The important thing with University is to strive. It's about learning about what you eventually want to do. To do what you love, and sure, you can easily do that without University. I genuinely do not think University is for everyone. Some of the greatest people in the world, who's words, I and millions follow were not University graduates. Heck, most of them were drop outs or simply had no plans for college. Bill Gates had a traffic violation before he was 21, attended Harvard with no plans on what he was doing but just used the school's computers. Steve Jobs attended Reed College in Portland Oregon, but dropped out 6 months into his studies and then spent the following year and a half just popping into creative classes. Mark Zuckerberg dropped out of Harvard to pursue, and make, what would become one of the most greatest changes to communication and social stalking since Caller ID. A personal hero, Charlie Brooker, did not graduate from Polytechnic of Centrol London and studied an entire course in Media Studies, but his dissertation was on video games and then was denied graduation because they didn't think it was an acceptable topic...
If someone says I can't write about this game, I will gravity gun someone's ass.

Whilst people will tell story of these great men and their lack of an entire Uni education, they forget to mention the fact that they had drive, they had ambition, they had the intelligence in other areas. Zuckerberg was a maths whiz who spoke three different languages. Jobs had a great interest in electronics and even worked for Atari before working on the Apple II. Gates coded extravagantly in high school and played Poker frequently in college between classes. They were doing stuff they loved even before they started University. Whether or not their financial and socially renowned paths were set before them, we may never know, but the thing is they had passion, drive and a work ethic that made them what they are today, not an institution.
Also I doubt Reed College advertises that Gates went there.
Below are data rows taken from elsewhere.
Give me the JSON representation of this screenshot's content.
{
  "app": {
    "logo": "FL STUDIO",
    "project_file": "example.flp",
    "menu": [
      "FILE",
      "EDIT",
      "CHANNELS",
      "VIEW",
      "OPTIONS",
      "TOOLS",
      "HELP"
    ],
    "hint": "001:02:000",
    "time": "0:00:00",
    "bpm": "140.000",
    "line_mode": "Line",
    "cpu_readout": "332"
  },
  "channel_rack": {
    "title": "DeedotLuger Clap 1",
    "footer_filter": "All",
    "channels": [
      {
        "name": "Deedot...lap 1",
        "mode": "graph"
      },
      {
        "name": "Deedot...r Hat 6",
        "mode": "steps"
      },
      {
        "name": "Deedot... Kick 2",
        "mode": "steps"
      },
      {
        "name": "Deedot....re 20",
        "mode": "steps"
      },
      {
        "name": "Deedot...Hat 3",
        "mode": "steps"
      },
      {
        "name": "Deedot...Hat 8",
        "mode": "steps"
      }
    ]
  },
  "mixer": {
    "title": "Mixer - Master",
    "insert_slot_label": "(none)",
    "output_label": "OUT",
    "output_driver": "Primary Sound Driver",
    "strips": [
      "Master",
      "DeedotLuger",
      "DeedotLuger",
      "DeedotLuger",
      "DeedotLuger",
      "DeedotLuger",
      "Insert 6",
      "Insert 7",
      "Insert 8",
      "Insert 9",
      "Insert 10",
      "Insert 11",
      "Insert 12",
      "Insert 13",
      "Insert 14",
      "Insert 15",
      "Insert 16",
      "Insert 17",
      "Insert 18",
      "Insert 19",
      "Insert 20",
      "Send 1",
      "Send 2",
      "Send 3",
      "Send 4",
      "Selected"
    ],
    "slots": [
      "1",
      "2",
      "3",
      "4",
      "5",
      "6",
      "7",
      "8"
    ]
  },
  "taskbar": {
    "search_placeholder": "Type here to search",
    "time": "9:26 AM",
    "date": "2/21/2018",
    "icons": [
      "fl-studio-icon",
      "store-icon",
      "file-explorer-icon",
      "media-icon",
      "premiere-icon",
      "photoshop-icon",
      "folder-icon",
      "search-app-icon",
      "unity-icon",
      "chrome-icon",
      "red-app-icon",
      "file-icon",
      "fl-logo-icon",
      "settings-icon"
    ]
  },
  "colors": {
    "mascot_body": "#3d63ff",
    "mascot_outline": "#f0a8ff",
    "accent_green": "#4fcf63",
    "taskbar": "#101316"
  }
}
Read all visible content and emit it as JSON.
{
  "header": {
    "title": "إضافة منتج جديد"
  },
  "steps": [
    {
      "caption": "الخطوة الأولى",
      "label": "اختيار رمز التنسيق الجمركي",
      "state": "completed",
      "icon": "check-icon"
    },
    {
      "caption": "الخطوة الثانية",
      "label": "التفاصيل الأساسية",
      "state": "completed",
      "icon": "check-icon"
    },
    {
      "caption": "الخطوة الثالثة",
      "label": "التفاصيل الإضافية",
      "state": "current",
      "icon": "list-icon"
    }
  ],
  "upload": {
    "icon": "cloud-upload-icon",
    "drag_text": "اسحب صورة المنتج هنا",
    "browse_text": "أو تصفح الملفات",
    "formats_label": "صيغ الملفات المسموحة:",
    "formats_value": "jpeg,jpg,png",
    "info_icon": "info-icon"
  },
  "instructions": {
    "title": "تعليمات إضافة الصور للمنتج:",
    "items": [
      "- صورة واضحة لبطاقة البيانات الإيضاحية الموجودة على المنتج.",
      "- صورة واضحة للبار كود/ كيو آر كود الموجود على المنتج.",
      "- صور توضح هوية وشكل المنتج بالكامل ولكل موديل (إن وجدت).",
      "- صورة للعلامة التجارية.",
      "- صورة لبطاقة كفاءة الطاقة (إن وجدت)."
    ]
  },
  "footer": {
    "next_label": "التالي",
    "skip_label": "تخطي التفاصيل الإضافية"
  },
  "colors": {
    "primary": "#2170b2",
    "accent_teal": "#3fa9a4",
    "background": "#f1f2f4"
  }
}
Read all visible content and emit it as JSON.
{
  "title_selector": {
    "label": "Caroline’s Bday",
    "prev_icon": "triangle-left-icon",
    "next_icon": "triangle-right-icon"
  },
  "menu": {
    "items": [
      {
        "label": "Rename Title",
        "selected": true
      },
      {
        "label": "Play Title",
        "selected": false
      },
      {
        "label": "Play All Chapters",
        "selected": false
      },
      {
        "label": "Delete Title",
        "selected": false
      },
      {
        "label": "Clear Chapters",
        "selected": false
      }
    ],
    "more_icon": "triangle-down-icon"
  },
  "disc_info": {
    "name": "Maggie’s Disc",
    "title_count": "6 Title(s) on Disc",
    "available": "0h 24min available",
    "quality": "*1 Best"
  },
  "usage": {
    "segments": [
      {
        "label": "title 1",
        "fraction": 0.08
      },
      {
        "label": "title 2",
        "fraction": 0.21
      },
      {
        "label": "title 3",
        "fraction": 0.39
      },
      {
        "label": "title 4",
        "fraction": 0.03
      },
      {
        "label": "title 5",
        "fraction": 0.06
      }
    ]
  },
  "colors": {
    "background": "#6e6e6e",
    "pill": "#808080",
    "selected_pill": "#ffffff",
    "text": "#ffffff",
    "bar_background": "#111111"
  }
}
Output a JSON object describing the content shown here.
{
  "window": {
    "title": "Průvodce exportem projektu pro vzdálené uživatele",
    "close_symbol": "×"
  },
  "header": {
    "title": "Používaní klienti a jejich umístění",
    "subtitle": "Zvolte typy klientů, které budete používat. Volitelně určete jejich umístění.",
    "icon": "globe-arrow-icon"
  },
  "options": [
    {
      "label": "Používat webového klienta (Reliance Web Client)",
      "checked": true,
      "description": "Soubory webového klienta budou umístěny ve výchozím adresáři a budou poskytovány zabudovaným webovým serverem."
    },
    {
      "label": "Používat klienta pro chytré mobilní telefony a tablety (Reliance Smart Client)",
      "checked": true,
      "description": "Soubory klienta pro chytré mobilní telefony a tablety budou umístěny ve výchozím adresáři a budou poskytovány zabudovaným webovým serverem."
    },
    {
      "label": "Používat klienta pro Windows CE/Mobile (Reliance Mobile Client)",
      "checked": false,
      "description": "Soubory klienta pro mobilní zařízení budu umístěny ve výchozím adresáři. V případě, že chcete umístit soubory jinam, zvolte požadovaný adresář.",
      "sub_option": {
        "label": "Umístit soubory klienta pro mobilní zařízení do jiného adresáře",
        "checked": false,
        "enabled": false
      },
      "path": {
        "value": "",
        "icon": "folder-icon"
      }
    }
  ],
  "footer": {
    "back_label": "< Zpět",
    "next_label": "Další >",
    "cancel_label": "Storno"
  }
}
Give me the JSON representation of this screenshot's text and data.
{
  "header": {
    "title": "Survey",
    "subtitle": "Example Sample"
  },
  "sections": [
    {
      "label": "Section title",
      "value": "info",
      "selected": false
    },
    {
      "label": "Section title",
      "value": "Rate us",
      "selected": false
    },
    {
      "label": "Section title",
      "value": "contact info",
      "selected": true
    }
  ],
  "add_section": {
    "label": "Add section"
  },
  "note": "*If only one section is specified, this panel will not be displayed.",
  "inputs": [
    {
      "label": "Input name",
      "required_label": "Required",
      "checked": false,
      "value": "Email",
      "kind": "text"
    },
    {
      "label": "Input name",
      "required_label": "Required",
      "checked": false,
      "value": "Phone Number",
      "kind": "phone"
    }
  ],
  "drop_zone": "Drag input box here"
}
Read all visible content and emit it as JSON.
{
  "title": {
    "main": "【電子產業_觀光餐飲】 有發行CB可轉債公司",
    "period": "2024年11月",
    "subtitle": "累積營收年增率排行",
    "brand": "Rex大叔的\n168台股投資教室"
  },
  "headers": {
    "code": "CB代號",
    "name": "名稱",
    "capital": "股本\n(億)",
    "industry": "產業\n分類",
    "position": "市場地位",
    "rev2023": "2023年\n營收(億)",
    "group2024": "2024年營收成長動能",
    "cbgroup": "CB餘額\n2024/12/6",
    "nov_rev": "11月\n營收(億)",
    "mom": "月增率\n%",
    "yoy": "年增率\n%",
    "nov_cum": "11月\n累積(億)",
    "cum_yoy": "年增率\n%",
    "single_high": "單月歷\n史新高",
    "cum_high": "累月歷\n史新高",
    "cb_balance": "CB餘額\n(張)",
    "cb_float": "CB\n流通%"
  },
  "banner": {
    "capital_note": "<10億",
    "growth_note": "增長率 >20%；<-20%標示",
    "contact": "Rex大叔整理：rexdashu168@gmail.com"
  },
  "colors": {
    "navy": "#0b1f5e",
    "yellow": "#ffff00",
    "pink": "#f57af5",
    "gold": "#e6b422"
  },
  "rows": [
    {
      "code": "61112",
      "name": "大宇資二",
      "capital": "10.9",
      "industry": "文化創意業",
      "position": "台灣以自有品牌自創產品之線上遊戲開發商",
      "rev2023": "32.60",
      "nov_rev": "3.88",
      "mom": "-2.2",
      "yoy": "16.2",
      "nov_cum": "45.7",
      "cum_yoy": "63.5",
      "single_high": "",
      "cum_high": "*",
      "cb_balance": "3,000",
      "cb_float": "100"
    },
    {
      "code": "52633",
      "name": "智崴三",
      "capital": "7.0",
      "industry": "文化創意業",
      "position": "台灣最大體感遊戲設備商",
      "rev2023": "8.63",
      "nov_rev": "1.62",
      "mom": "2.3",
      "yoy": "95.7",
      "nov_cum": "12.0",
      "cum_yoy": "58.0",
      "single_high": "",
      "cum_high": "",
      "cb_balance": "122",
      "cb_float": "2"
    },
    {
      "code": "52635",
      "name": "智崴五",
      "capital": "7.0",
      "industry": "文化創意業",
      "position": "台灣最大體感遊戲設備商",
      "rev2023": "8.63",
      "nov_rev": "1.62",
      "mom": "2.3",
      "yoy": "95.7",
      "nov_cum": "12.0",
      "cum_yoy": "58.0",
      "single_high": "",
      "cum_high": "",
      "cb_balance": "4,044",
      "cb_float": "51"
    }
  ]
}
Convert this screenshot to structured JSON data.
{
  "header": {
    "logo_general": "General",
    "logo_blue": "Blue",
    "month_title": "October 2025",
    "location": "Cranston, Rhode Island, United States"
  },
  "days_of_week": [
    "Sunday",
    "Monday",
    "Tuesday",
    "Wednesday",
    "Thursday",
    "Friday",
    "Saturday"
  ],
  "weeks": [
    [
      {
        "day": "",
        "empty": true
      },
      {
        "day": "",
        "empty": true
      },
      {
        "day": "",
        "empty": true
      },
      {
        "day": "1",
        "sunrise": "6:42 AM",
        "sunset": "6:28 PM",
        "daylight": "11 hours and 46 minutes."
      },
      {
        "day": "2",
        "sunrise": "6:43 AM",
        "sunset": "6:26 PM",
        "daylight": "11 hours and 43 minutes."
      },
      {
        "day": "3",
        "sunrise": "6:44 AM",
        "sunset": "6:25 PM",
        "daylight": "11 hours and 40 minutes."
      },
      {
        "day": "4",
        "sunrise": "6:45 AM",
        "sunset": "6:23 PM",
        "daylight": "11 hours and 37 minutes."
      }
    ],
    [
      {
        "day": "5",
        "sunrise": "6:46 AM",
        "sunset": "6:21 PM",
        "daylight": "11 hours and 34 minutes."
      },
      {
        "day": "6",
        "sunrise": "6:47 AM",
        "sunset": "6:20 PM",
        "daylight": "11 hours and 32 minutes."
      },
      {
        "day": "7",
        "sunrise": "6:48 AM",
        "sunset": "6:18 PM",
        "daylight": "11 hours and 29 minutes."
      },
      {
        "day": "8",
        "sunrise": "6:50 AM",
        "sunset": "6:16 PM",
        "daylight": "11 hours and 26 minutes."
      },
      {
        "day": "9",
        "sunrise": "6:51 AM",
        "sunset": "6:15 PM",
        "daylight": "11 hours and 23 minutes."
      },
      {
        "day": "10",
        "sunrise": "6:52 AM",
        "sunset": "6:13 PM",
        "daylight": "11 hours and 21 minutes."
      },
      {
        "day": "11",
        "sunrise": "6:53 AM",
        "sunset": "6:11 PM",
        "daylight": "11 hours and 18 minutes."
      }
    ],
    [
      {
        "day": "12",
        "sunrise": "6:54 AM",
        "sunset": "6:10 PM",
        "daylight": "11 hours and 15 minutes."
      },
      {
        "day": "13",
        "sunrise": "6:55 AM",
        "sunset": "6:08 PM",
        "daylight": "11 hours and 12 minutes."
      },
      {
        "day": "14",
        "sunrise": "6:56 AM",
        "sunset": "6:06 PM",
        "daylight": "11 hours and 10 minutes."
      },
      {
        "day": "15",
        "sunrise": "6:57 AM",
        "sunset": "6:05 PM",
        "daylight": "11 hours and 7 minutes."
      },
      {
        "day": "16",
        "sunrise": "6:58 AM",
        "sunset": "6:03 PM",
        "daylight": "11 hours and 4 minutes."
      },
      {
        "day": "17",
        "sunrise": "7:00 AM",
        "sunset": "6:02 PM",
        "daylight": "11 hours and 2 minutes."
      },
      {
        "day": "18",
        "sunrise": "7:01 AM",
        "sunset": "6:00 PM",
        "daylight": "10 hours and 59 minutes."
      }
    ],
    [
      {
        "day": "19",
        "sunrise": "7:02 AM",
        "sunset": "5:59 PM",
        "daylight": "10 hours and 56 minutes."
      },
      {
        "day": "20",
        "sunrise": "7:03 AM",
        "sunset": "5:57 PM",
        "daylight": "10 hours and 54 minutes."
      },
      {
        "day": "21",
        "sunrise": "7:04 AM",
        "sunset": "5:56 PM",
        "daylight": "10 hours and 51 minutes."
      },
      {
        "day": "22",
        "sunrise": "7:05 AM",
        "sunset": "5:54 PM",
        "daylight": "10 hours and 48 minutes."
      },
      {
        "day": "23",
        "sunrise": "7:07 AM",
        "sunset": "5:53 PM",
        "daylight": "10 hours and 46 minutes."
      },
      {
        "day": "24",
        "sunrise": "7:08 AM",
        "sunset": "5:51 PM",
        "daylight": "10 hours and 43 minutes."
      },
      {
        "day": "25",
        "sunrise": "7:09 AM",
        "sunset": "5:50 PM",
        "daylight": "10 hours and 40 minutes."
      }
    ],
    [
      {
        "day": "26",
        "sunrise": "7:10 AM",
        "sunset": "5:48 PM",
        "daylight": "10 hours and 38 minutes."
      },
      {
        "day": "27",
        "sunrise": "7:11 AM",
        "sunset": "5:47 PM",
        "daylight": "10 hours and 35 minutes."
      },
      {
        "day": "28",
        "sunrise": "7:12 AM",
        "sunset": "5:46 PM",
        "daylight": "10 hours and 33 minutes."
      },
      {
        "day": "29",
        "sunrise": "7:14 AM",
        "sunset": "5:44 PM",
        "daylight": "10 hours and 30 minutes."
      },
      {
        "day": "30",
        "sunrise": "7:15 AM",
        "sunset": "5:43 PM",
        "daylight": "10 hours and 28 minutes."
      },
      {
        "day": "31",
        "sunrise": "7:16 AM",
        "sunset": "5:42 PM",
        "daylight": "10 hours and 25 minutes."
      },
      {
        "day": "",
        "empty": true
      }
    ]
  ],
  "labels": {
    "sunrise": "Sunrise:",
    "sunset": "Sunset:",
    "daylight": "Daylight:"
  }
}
Oh and for those who don't know who Charlie Brooker is or what he has done, he's a creator of some of the best shows about speculative science fiction, satire and media. Brooker is also married to this wonderful woman, Konnie Huq.
There is no words here...
But Brooker, despite not graduating, has since hosted four television shows, written and worked on over a dozen, writes a column for the Guardian, has five published books, a radio show and is one of the best voices and names in media analysis. He is also the inspiration to Ben “Yahtzee” Crowshaw, creator of animated web series and video game review show, Zero Punctuation.
Sorry, award winner, Yahtzee Croshaw

I don't think University is bad, in any respect, I just currently feel conflicted about certain prospects and hope others will voice similar concerns. Like I said, I don't think I'll have any real answers, but I do have concerns to other people who are currently or about to start University and are worried about the prospective futures. It's fine to be worried about them, just don't think the fact you're going to University means your life is set. It's not always the case. I could name a hundred other people I love and respect who did go to University, like this man.
Rapper, writer, comedian, actor and college graduate

Ultimately, I feel that me as a person in his early twenties, with multiple interests, which are simply not being adhered to from the education community, nor the environment I am in. Of course, I am just one person and there are multiple things to factor in. I could be doing the wrong courses, know the wrong people or simply have the wrong career in mind for someone with my talents. But hey, I'm young and I have a year left. Maybe it'll all pan out, maybe I'll achieve my dream for writing on a comedy show or even the greater dream writing for a video game or hell, maybe that dream will change to being a farmer and owning the best strawberry crop in all of Australia. The point is I am me and I don't nor do I want to be Zuckerberg or Gates or Jobs...but I do kinda want to be Charlie. I already got the hot girl anyway.